- How will Autonomy be viewed by IT folks, whom I assume are the principal readers of Information Week?
- Is this a shift away from an emphasis on search as “search” by Autonomy?
- Is Autonomy just expanding its range to broader business interests to gain better enterprise penetration?
- Will their deep technical competence in search be as rich in the areas of governance and compliance?
To try to get a handle on all of this, since the second ad had no URL, I went to the electronic version online atbut discovered that the ads don’t appear in the PDF. No problem; I went to the advertisers’ index and clicked on the Autonomy link, thinking that the link would take me to the ControlPoint pages on their Web site. It only took me to the main page for Autonomy where there was nothing referring to ControlPoint, compliance, regulation or governance (all words prominent in the magazine print ads). I tried the drop-down for Products; nothing there either. At least Autonomy uses IDOL as its search engine on its own Web site, so I tried it. Yea! ControlPoint appeared in the results; the first entry got me to a describing it.
But what else did I learn by following the breadcrumbs? A step back to the “products” level brought me to an Autonomy Electronics Records Management description and I began to notice the logo in the upper right said “Autonomy Meridio.” Lots of clicks later, I discovered that Meridio was acquired by Autonomy in 2007, which I probably would have known if I had paid more attention to “non-search” stuff.

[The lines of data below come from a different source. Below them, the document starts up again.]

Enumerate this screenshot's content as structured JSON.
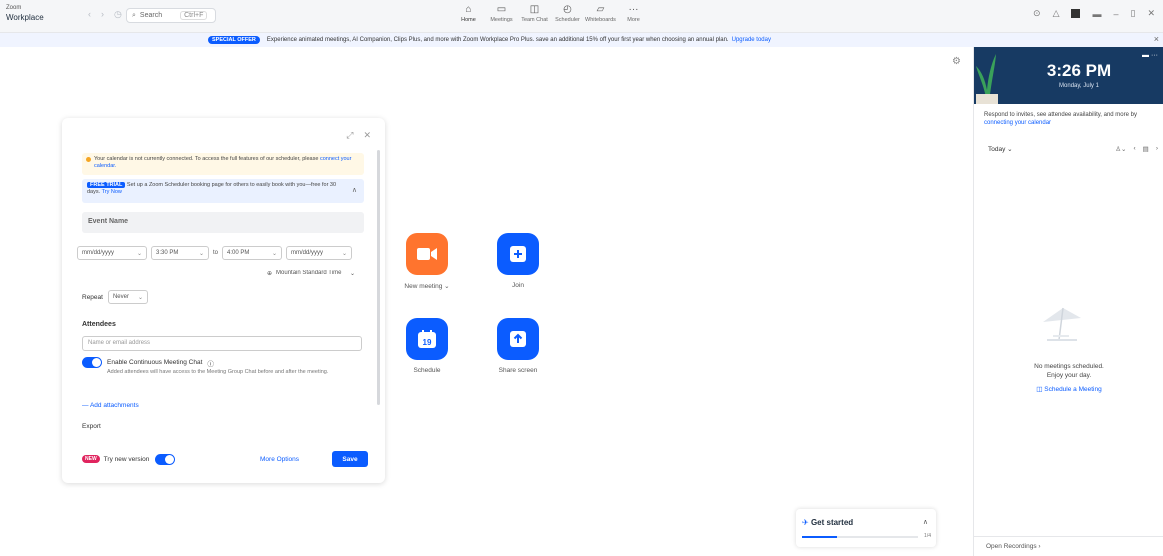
{
  "app": {
    "brand_line1": "Zoom",
    "brand_line2": "Workplace",
    "search_placeholder": "Search",
    "search_shortcut": "Ctrl+F"
  },
  "nav": {
    "tabs": [
      {
        "label": "Home",
        "icon": "home-icon"
      },
      {
        "label": "Meetings",
        "icon": "meetings-icon"
      },
      {
        "label": "Team Chat",
        "icon": "chat-icon"
      },
      {
        "label": "Scheduler",
        "icon": "scheduler-icon"
      },
      {
        "label": "Whiteboards",
        "icon": "whiteboard-icon"
      },
      {
        "label": "More",
        "icon": "more-icon"
      }
    ]
  },
  "promo": {
    "badge": "SPECIAL OFFER",
    "text": "Experience animated meetings, AI Companion, Clips Plus, and more with Zoom Workplace Pro Plus. save an additional 15% off your first year when choosing an annual plan.",
    "link": "Upgrade today"
  },
  "schedule": {
    "calendar_alert": "Your calendar is not currently connected. To access the full features of our scheduler, please",
    "calendar_alert_link": "connect your calendar.",
    "trial_badge": "FREE TRIAL",
    "trial_text": "Set up a Zoom Scheduler booking page for others to easily book with you—free for 30 days.",
    "trial_link": "Try Now",
    "event_name_placeholder": "Event Name",
    "start_date": "mm/dd/yyyy",
    "start_time": "3:30 PM",
    "to_label": "to",
    "end_time": "4:00 PM",
    "end_date": "mm/dd/yyyy",
    "timezone": "Mountain Standard Time",
    "repeat_label": "Repeat",
    "repeat_value": "Never",
    "attendees_label": "Attendees",
    "attendees_placeholder": "Name or email address",
    "continuous_chat_label": "Enable Continuous Meeting Chat",
    "continuous_chat_desc": "Added attendees will have access to the Meeting Group Chat before and after the meeting.",
    "add_attachments": "Add attachments",
    "export_label": "Export",
    "new_pill": "NEW",
    "try_new_label": "Try new version",
    "more_options": "More Options",
    "save": "Save"
  },
  "tiles": [
    {
      "label": "New meeting",
      "color": "#ff742e",
      "icon": "video-camera-icon"
    },
    {
      "label": "Join",
      "color": "#0b5cff",
      "icon": "plus-icon"
    },
    {
      "label": "Schedule",
      "color": "#0b5cff",
      "icon": "calendar-icon",
      "day": "19"
    },
    {
      "label": "Share screen",
      "color": "#0b5cff",
      "icon": "share-arrow-icon"
    }
  ],
  "get_started": {
    "title": "Get started",
    "progress": 0.3,
    "progress_label": "1/4"
  },
  "right_panel": {
    "time": "3:26 PM",
    "date": "Monday, July 1",
    "calendar_prompt": "Respond to invites, see attendee availability, and more by",
    "calendar_prompt_link": "connecting your calendar",
    "today": "Today",
    "no_meetings_line1": "No meetings scheduled.",
    "no_meetings_line2": "Enjoy your day.",
    "schedule_link": "Schedule a Meeting",
    "open_recordings": "Open Recordings"
  }
}
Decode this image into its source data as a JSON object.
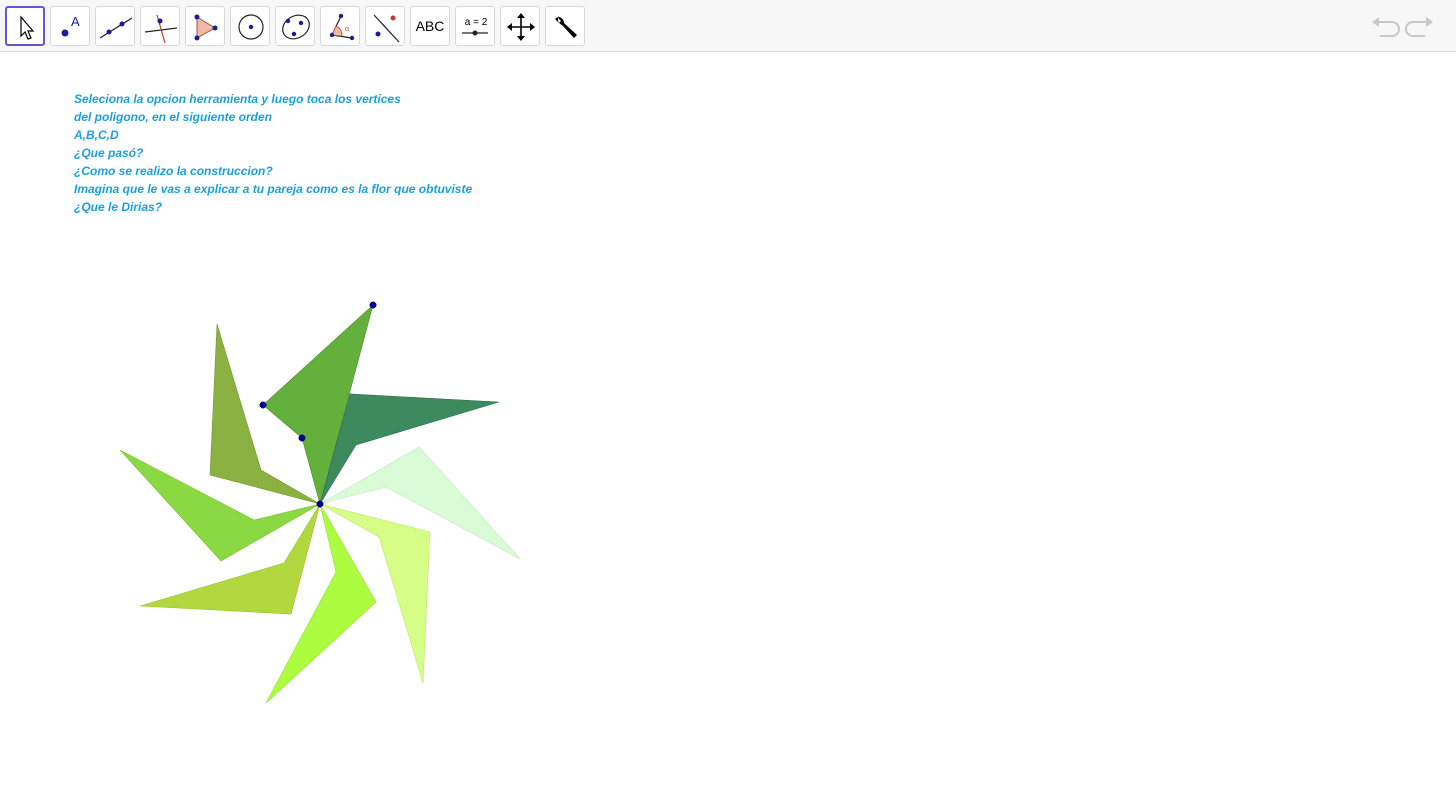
{
  "toolbar": {
    "tools": [
      {
        "name": "move-tool",
        "icon": "arrow-pointer-icon",
        "active": true
      },
      {
        "name": "point-tool",
        "icon": "point-icon"
      },
      {
        "name": "line-tool",
        "icon": "line-icon"
      },
      {
        "name": "perpendicular-line-tool",
        "icon": "perpendicular-line-icon"
      },
      {
        "name": "polygon-tool",
        "icon": "polygon-icon"
      },
      {
        "name": "circle-tool",
        "icon": "circle-icon"
      },
      {
        "name": "conic-tool",
        "icon": "conic-icon"
      },
      {
        "name": "angle-tool",
        "icon": "angle-icon"
      },
      {
        "name": "reflect-tool",
        "icon": "reflect-icon"
      },
      {
        "name": "text-tool",
        "icon": "text-icon",
        "label": "ABC"
      },
      {
        "name": "slider-tool",
        "icon": "slider-icon",
        "label": "a = 2"
      },
      {
        "name": "move-graphics-view-tool",
        "icon": "move-graphics-view-icon"
      },
      {
        "name": "general-tools",
        "icon": "wrench-icon"
      }
    ],
    "undo_icon": "undo-icon",
    "redo_icon": "redo-icon"
  },
  "instructions": [
    "Seleciona la opcion herramienta y luego toca los vertices",
    "del poligono, en el siguiente orden",
    "A,B,C,D",
    "¿Que pasó?",
    "¿Como se realizo la construccion?",
    "Imagina que le vas a explicar a tu pareja como es la flor que obtuviste",
    "¿Que le Dirias?"
  ],
  "colors": {
    "instruction_text": "#1aa0e0",
    "active_tool_border": "#6557d2",
    "point": "#0000aa",
    "petals": [
      "#64b03c",
      "#3d8a5f",
      "#d9fcd7",
      "#d6fd85",
      "#acfc3f",
      "#b1d93f",
      "#8ad943",
      "#8ab142"
    ]
  }
}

ControlPoint belongs in that family of products. When I clicked on this sidebar link,and this one, , more questions came to mind:
- Is Autonomy, the search company with its Meridio and Interwoven acquisitions, having a serious run at Microsoft by entering their traditional markets?
- If an office tools software company like Microsoft slides into the search market by acquiring FAST and then leverages its great success with SharePoint by making FAST its default search offering, why shouldn’t Autonomy turn the tables?
- By appealing to IT professionals will Autonomy be able to gain mind share that pits them directly against Microsoft with language like “Named Email and Compliance Vendor of the Year by Financial-i” and “Is SharePoint enough?”
Yes, we are going well Beyond Search, aren’t we?